• TASK TO COMPLETE:
Look for the word "author" in the entries below, then copy every line that has it.

Segment Open

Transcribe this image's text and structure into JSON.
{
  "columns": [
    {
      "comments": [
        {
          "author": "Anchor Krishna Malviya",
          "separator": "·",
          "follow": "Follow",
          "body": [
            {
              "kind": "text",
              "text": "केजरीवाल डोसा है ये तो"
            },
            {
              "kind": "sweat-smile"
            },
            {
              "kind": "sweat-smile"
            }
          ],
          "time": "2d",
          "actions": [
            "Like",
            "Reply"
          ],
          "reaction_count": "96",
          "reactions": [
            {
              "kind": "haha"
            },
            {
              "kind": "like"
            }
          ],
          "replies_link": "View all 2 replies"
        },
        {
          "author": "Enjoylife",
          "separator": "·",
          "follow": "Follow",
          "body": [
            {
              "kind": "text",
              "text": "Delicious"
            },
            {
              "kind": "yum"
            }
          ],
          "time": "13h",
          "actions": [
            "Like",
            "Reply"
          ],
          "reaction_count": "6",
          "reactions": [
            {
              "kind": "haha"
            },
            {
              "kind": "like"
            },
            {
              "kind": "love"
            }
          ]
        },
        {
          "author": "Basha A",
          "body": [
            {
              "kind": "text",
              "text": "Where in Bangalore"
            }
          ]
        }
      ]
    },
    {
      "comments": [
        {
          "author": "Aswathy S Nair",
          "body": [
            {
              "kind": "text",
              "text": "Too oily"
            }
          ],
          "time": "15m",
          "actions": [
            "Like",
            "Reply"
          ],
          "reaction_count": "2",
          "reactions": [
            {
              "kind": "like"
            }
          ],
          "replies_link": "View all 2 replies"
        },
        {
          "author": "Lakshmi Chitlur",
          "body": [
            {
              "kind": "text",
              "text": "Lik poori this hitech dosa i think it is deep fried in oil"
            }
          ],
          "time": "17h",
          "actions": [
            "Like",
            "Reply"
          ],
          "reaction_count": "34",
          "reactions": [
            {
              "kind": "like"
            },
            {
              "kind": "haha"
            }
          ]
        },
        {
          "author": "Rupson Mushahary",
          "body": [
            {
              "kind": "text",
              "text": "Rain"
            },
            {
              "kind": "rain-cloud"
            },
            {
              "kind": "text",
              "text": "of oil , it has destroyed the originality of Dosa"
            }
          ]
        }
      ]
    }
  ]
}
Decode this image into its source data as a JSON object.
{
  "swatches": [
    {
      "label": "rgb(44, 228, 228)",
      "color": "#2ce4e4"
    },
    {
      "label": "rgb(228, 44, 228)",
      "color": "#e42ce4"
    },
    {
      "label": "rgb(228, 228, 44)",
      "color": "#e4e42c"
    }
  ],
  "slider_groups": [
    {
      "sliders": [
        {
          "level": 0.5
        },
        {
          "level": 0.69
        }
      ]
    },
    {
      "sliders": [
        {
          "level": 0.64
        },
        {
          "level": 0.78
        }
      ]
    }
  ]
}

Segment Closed

• EXERCISE OUTPUT:
          "author": "Anchor Krishna Malviya",
          "author": "Enjoylife",
          "author": "Basha A",
          "author": "Aswathy S Nair",
          "author": "Lakshmi Chitlur",
          "author": "Rupson Mushahary",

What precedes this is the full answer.